Wednesday morning federal headlines - Oct. 26

Wednesday - 10/26/2011, 8:28am EDT

The Morning Federal Newscast is a daily compilation of the stories you hear Federal Drive hosts Tom Temin and Amy Morris discuss throughout the show each day. The Newscast is designed to give FederalNewsRadio.com users more information about the stories you hear on the air.

  • The military retirement system might be expensive, but leaders say DoD can afford it. Pentagon officials reassured Congress they won't cut costs on the backs of pensioners. Jo Anne Rooney, the principal deputy undersecretary of defense for personnel and readiness, told the House Armed Services Committee, retirement is not the main driver of DoD's escalating personnel costs. She acknowledged a recommendation from the Defense Business Board to overhaul the pension system, but Rooney said DoD won't rule out changes in benefits for future retirees. (Federal News Radio)

  • Employees of the Homeland Security Department will soon be working in the cloud. The department will start a pilot program in January to offer virtual offices to some workers. CIO Richard Spires calls the experiment "workplace-as-a-service." All of an employee's computing needs would be stored in a DHS data center, and the worker would use a smart phone or tablet to connect and do work from wherever they happen to be. The department hired Hewlett Packard and CSC to manage workplace-as-a-service. The companies will receive a flat fee per worker. (Federal News Radio)

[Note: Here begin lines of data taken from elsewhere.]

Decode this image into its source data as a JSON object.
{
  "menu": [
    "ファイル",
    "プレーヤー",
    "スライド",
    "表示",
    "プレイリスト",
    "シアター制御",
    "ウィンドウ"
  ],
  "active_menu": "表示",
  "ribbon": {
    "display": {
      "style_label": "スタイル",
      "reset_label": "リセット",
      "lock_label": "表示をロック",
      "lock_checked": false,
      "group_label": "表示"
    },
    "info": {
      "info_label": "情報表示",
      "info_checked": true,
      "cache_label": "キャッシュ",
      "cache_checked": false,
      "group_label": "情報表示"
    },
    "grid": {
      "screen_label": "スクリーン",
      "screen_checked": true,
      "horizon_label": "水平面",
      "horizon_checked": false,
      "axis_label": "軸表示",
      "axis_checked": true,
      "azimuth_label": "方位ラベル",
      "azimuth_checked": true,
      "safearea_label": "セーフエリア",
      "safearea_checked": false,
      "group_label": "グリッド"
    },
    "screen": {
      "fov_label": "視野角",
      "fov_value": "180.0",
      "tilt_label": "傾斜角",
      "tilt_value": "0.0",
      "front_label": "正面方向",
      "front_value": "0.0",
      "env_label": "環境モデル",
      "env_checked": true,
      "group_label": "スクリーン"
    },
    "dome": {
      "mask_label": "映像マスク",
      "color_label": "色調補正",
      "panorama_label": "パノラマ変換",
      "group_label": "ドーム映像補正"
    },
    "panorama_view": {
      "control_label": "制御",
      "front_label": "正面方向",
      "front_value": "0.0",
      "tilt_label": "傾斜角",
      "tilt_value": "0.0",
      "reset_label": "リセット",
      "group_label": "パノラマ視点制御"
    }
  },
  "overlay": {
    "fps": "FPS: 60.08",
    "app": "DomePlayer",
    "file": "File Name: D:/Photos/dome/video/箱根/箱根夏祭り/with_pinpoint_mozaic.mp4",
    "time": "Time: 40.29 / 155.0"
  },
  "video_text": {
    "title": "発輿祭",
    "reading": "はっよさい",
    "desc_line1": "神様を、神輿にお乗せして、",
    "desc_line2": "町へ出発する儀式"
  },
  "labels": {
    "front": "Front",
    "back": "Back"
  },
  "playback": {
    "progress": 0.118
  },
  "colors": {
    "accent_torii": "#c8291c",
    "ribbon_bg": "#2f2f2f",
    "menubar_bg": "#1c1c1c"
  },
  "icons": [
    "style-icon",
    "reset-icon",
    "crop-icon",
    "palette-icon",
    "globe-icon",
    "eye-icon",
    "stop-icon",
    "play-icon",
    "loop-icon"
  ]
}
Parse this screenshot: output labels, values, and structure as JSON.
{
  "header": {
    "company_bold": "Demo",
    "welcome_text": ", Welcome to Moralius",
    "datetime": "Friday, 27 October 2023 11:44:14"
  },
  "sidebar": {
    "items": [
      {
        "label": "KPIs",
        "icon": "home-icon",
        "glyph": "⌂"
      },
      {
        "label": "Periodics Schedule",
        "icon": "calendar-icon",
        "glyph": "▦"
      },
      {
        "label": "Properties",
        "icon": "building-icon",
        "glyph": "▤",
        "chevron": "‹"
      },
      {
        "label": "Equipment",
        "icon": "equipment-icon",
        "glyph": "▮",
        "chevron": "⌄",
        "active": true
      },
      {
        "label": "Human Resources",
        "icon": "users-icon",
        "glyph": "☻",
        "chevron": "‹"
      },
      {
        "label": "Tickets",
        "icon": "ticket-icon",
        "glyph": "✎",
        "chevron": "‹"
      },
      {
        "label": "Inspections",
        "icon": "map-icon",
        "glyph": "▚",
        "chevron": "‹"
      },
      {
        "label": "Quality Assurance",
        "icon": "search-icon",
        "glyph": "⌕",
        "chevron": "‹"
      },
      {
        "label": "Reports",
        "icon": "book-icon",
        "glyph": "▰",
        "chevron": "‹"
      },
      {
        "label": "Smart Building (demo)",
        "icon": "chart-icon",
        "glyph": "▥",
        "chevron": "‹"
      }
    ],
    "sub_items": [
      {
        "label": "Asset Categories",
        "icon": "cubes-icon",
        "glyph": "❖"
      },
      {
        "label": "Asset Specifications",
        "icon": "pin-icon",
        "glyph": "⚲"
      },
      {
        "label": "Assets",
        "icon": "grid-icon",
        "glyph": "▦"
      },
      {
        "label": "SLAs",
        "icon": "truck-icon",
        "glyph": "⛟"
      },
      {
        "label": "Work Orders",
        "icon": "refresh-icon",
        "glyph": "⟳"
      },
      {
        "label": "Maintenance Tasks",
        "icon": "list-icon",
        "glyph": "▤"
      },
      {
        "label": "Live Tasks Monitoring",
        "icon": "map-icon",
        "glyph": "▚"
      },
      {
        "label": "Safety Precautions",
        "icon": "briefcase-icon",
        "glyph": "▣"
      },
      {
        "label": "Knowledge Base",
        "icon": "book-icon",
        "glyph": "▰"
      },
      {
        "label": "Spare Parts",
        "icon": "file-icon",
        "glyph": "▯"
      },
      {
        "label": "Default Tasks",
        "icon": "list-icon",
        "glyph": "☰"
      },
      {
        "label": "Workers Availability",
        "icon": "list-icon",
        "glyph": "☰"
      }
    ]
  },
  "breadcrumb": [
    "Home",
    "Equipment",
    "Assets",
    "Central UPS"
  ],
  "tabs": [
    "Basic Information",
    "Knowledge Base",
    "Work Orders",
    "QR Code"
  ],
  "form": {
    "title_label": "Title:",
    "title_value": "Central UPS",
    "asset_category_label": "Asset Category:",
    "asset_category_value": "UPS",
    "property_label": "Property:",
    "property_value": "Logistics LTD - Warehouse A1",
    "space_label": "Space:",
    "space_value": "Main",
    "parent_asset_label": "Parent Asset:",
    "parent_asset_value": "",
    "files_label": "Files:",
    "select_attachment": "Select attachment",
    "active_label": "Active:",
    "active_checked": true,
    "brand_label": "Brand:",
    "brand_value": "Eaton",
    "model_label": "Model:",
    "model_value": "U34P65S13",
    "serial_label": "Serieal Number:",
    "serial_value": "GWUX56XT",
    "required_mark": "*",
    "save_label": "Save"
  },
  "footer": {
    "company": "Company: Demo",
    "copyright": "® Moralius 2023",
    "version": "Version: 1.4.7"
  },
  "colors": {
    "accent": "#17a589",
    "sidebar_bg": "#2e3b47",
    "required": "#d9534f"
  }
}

  • Boeing has just opened its new Cyber Engagement Center in Annapolis Junction, Md. The 32,000 square-foot facility will give security experts a place to collaborate on current and evolving cyber security challenges, The Baltimore Business Journal reports. The center also has secure meeting areas and features dynamic data analysis, information sharing, traffic intelligence and analytics for commercial and defense customers. It's staffed by cybersecurity experts and Boeing's research-and-development teams. (Baltimore Business Journal)

  • The House is expected to vote this week to repeal a law withholding taxes from federal contractors. The current law requires government to hold on to 3 percent of payments to contractors — to encourage them to pay their taxes. Now, an overwhelming majority of lawmakers say it's time for that law to go. The hope is that a repeal will put more money into the hands of job makers. President Obama also supports the measure. But that didn't stop him from threatening to veto the repeal last week. At issue were $30 billion of unspecified cuts attached to the bill. (Federal News Radio)

  • Congressman Darrell Issa (R-Calif.) wants to create a third-generation federal retirement system. Issa, the chairman of the House Oversight and Government Reform Committee, has proposed replacing the Federal Employees Retirement System for new federal employees, Federal Times reports. In place of FERS, Issa would have a mandatory, 401(k)-style plan. Employees would retain the option to also have a Thrift Savings Plan account. Issa's proposal would end defined benefits in favor of defined contributions, but retirees would still receive Social Security. The current system superceded the Civil Service Retirement System 27 years ago. (Federal Times)

  • Impending defense cuts could have more of a trickle-down effect than expected. George Mason University Professor Stephen Fuller released a report saying that more than 1 million jobs across the country would disappear if the Congressional Deficit Reduction Committee doesn't decide on an alternative balanced budget. The Baltimore Business Journal reports that the total potential aerospace/defense and supply chain job losses would reach 352,000. California would lose the most (more than 125,000), followed by Virginia (nearly 123,000.) Maryland would lose the sixth most jobs (more than 36,000) in the U.S. (Baltimore Business Journal)

  • FEMA has a new policy of getting ready to respond even before the president and a governor declare an emergency. The agency is pre-staging people and supplies so it can leap into action on a moment's notice, GovExec reports. FEMA had pre-staged teams on the East Coast last summer, waiting to see what would happen with Hurricane Irene. Administrator Craig Fugate told lawmakers the 2006 FEMA reform law gives the agency that level of flexibility. But he said FEMA will only go so far in responding early since, by law, state officials are the very first responders. (GovExec)

  • People may distrust government more than they ever have before. The latest New York Times/CBS News poll, links deep economic anxiety and doubts about the future to people trusting the government less and less. According to the numbers, 89 percent of Americans in poll say they distrust government to do the right thing, 74 percent say the country is on the wrong track and 84 percent disapprove of Congress. That's bad news for both parties. (The New York Times)